be located diagonally to the store and had the capability to hold 380 vehicles. Opening it December of 1965, patrons could now take a skywalk from the parking garage to the third floor of the store. To close out the 1960's,
the sixth Pizitz store opened on August 22nd, 1968 at the Five Points West Shopping Center.
The Enchanted Forest opened in November of 1964 and would last for almost twenty years. The "Talking Christmas Tree", one of the most notable attractions in the forest was added in 1971. The tree proved to be so popular
that replicas would be installed in their other stores as well, including the newly opened downtown Montgomery store in 1972. Every year the forest would grow, adding new features. In 1975 the forest included realistic
human figures and backdrops that depicted city streets. The "Talking Christmas Tree" was removed and replaced with talking reindeer in 1977. The Enchanted Forest was noted in always reflecting the current culture of that
time. After the 1981 Christmas season the forest was removed, but did appear in store windows from 1982 to 1986.
Pizitz Family Portrait from 1982 (Image Courtesy of Tim Hollis)
Continued Expansion and the Final Years
Expansion continued in the 1970's, with a store opening in Gadsden in 1974, Brookwood Village in 1975, and their tenth store in Florence in 1978. During this time, Pizitz stores featured bake shops, headed by a famed
New York chef. Their downtown Montgomery store closed after four years in 1976, but a new store opened inside of the Eastdale Mall in 1977.
The recession of the early 1980's took its toll on the Pizitz stores, forcing closure of all their bakeshops, including the one in their flagship downtown store. In 1983 the downtown store would undergo its final
renovation. The auditorium was turned into an advertising department that had been previously located in the Gould Annex. The annex was then closed and several departments inside of the Pizitz Building were absorbed
On March 17th, 1985, Isadore Pizitz passed away after a long battle with cancer. The three Pizitz brothers, Michael, Richard, and Merritt, were determined to keep the family business going. Two more stores were opened,
one in Dothan, and the last at the Riverchase Galleria in Hoover.
However, on December 10th, 1986, McRae's, a department store chain based in Jackson, Mississippi announced the acquisition of the Pizitz chain. On January 1st, 1987, the three brothers no longer owned any of the Pizitz
stores, marking an end to an 87-year old era.
On February 2nd, 1988, McRae's announced the closure of the downtown store, where it closed for good on the 27th of that month.
The Pizitz Building Today
Bayer Properties acquired the building in 2000 for $1.6 million and went forward with plans to turn the first floor into restaurant and retain space, with the offices occupying the upper six floors.
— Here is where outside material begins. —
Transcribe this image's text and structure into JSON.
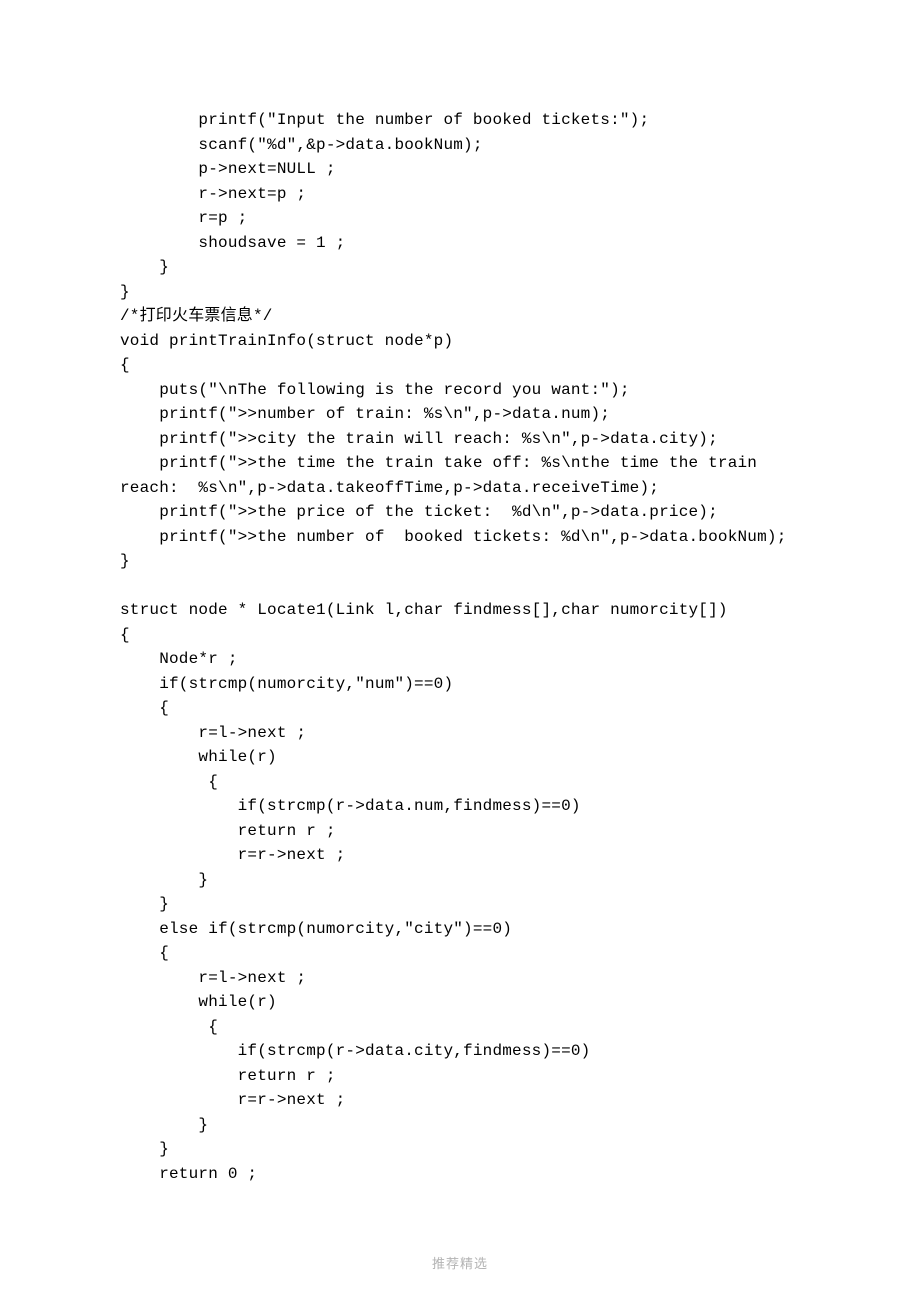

In 2010, the company
Baker, Donelson, Bearman, Caldwell and Berkowitz signed on as lead tenants. This allowed Bayer Properties to proceed with a $60 million renovation in September of that year. The Birmingham City council approved a
multimillion-dollar incentive package to get the project underway. In March of 2011, Baker decided to renew their lease in the nearby Wells Fargo Tower has progress was not being made on the Pizitz Building.
In January 2014, Bayer announced that would proceed with the renovation project set to begin that summer with an anticipated completion date of early 2016. Brasfield and Gorrie were awarded a $67 million contract for the
renovation of the building. In January of 2016, Bayer released plans for the "Pizitz Food Hall" on the ground floor. This hall would include a central bar, two restaurants, and a space for individuals to experiment with
restaurant concepts on a rotating basis.
As of Summer 2018, the Pizitz Food Hall is open, with further work to be completed in the basement and upper floors.
I would like to thank local author and historian, Tim Hollis, for sharing his expertise and knowledge on the Pizitz Building.
Unless otherwise noted all historical pictures are courtesy of the Birmingham Public Library Tutwiler Collections.